At the other end of the spectrum, drugs in Category X have demonstrated foetal abnormalities in both human and animal studies, and the risk of use during pregnancy clearly outweighs any potential benefits. Category C drugs sit somewhere between these two extremes: although animal studies have shown that there may be a risk to the foetus, there aren’t enough studies among pregnant women to determine the drug’s effects. As a result, it is impossible to rule out risk, and it is deemed safest to assume that this risk would outweigh potential benefits. “We need more research in this field, especially as the use of these medications has increased drastically over the last few years,” Dr Sonntag comments.

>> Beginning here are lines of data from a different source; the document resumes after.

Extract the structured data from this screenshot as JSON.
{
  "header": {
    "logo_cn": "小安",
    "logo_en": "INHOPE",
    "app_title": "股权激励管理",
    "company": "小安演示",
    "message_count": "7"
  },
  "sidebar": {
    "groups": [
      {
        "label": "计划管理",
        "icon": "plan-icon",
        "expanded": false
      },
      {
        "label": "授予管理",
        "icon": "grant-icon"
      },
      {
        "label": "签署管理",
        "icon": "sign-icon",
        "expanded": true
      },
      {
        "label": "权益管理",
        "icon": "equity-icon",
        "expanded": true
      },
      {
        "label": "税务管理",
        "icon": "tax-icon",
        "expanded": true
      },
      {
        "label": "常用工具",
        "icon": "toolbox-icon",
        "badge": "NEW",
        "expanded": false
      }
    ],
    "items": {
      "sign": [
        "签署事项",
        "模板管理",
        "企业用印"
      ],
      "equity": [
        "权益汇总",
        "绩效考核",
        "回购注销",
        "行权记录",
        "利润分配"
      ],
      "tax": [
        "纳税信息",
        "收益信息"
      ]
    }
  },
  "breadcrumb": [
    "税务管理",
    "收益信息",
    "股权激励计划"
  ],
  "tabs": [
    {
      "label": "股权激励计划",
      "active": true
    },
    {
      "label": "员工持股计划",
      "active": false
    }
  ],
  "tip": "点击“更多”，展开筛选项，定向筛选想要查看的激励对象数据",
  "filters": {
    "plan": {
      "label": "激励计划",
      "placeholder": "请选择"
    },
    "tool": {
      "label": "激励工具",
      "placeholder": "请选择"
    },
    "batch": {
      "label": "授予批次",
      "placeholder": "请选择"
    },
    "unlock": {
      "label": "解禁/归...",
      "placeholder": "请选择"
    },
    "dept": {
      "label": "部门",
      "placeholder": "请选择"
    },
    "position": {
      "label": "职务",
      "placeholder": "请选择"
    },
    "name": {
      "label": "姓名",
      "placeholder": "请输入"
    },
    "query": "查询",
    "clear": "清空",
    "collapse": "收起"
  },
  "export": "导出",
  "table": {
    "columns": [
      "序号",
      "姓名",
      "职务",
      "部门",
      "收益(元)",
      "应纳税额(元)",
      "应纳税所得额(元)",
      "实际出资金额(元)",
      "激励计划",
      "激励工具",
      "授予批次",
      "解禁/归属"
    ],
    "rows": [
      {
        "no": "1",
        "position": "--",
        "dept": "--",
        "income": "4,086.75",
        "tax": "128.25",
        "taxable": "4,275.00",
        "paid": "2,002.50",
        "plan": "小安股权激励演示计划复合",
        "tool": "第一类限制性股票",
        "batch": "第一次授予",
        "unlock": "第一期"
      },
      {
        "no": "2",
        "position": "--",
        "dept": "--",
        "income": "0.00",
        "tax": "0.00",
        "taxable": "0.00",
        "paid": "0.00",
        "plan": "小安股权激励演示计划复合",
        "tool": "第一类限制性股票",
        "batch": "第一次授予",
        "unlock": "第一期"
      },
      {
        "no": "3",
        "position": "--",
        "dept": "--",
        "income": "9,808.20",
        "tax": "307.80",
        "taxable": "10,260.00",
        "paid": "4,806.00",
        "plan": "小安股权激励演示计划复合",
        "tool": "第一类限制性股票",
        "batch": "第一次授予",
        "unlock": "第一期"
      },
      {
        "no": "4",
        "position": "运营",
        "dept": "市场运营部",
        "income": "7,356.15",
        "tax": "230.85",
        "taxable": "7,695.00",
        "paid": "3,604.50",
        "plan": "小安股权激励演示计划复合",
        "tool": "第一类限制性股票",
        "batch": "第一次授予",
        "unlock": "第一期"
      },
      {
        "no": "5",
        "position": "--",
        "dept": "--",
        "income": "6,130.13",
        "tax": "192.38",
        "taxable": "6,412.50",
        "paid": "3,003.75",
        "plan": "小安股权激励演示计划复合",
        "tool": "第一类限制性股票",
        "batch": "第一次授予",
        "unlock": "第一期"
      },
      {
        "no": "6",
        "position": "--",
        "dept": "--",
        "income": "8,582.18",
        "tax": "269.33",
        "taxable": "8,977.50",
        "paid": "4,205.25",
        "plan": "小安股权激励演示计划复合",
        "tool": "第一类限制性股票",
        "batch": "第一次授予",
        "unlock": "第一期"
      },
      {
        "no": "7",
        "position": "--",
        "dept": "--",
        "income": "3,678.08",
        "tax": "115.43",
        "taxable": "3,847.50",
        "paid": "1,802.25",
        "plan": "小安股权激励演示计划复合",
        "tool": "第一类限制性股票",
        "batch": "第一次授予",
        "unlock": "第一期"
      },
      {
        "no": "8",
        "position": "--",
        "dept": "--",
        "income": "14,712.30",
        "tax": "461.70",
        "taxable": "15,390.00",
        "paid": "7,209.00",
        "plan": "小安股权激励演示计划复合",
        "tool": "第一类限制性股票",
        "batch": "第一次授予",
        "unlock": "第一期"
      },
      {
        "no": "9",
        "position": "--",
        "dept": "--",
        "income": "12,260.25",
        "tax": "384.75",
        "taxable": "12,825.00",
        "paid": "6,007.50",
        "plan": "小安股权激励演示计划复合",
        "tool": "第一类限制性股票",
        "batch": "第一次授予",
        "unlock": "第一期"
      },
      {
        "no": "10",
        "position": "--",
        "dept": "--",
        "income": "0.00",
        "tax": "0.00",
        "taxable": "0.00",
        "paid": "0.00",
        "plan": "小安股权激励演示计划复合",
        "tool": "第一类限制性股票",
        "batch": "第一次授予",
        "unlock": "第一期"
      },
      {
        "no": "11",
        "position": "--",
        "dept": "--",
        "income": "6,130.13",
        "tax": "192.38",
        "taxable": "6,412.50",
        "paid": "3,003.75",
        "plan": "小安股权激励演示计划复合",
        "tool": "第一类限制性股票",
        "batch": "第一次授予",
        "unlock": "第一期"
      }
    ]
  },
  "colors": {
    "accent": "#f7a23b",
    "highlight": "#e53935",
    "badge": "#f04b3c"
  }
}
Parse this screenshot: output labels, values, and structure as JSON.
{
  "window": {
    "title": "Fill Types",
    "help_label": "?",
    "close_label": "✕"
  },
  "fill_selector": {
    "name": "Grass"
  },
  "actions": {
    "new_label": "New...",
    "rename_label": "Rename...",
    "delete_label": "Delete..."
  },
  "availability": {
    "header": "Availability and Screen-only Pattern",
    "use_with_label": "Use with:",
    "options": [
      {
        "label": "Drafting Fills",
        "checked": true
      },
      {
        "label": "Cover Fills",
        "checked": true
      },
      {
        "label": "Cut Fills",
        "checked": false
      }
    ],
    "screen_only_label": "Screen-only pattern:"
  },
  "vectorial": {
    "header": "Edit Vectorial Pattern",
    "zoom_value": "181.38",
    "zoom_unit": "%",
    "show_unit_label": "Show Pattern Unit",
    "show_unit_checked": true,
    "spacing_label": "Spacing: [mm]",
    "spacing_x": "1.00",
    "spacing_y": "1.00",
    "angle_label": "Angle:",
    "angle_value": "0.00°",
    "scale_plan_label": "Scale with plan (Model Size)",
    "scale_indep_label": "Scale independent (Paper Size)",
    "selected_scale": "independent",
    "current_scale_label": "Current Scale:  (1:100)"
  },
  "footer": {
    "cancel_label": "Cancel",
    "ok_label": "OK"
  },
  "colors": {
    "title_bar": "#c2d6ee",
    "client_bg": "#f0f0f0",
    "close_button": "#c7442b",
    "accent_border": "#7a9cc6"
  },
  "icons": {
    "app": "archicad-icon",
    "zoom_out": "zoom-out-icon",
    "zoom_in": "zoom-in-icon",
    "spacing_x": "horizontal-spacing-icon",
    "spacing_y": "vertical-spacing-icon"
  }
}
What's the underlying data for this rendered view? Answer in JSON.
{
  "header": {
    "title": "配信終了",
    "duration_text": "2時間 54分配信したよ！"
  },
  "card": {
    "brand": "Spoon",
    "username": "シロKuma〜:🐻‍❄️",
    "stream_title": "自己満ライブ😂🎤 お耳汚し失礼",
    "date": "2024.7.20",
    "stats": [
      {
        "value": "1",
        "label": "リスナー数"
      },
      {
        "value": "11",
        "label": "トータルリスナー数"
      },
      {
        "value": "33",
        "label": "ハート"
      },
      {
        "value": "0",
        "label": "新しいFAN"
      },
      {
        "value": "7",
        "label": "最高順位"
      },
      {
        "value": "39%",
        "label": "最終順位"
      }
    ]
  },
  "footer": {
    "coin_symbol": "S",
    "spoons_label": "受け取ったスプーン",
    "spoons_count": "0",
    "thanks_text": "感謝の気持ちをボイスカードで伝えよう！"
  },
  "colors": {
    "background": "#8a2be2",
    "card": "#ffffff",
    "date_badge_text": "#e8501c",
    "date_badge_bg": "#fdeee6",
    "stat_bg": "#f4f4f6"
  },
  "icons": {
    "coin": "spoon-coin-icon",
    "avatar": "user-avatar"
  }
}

She adds that taking the drug (especially during the first trimester) may lead to an increased likelihood of birth defects. “We don’t know what the effects of the medication are if taken later during pregnancy.”
This leaves pregnant women suffering from ADHD in a predicament: do they continue to take the medication in spite of the risk, or struggle with their symptoms during a time that is, for some people, already uncomfortable?
Dr Sonntag says that the best course of action is to discuss your situation with the doctor who initially prescribed your medication, as well as the practitioner providing care during your pregnancy.
“She adds that taking the drug (especially during the first trimester) may lead to an increased likelihood of birth defects.”
“It’s best to follow a multi-disciplinary approach that takes all factors into consideration,” she says. “Often, this treatment is vital for daily function, so each case needs to be considered on its own merits. In some instances, the benefit may outweigh the risk, especially if the condition is severe. On the other hand, if your symptoms are mild, stopping the medication may be the better option.”
If you choose to go this route, it may be worth discussing alternatives to medication with your practitioner. Some patients find that exercise and diet help, others rely on techniques from cognitive behavioural therapy. It’s also a good idea to let those close to you (such as your family, employer, friends and colleagues) know that you have stopped taking your medication, and that you may therefore display symptoms such as inattention, hyperactivity or impulsivity. They may even be able to help you manage these symptoms; for example, by reminding you of deadlines or appointments.